- Exercise instructions: Scan the data below and pick out the lines containing the word "true".

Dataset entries
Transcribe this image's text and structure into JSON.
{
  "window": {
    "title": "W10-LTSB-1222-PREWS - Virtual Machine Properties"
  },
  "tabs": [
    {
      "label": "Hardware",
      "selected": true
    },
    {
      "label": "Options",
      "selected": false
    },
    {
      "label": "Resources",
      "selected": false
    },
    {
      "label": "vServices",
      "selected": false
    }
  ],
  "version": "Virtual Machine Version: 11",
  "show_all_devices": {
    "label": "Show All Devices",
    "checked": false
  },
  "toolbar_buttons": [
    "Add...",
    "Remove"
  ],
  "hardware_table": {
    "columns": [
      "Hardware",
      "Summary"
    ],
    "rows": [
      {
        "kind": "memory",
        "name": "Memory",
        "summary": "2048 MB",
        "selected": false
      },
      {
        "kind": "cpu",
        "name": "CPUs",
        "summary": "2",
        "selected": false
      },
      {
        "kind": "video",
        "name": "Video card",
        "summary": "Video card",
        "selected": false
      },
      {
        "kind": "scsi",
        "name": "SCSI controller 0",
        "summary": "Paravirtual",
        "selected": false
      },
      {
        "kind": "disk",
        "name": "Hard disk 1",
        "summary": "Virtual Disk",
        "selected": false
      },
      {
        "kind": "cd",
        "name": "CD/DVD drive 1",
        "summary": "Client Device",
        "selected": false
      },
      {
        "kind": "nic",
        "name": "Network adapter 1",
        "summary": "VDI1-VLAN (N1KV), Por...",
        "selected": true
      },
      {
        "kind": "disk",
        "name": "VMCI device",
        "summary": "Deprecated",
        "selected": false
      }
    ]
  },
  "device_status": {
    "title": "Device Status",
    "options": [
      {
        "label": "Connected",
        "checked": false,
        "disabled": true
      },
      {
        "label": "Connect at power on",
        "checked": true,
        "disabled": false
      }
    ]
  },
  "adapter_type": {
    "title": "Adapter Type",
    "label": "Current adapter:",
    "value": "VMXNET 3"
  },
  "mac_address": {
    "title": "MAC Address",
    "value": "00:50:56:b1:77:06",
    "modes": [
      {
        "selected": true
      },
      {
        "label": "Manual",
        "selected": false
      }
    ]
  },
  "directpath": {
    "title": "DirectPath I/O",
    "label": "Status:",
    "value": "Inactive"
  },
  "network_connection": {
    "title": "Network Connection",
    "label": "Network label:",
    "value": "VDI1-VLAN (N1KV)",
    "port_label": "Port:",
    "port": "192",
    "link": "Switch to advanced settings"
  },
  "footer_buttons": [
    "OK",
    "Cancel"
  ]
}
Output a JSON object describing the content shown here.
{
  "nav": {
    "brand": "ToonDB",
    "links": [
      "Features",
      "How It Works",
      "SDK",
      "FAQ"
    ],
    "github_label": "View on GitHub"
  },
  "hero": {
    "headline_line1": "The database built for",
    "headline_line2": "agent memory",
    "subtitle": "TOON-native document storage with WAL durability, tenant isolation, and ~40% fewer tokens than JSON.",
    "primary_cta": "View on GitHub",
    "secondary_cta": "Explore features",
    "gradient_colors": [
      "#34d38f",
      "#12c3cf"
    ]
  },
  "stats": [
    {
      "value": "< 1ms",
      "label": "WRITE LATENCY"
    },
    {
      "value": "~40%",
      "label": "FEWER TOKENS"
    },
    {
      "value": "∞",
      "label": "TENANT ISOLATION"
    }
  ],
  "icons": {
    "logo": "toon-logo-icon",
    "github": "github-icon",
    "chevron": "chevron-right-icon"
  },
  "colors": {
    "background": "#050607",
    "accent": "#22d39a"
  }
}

- Exercise response:
      "selected": true
        "selected": true
        "disabled": true
        "checked": true,
        "selected": true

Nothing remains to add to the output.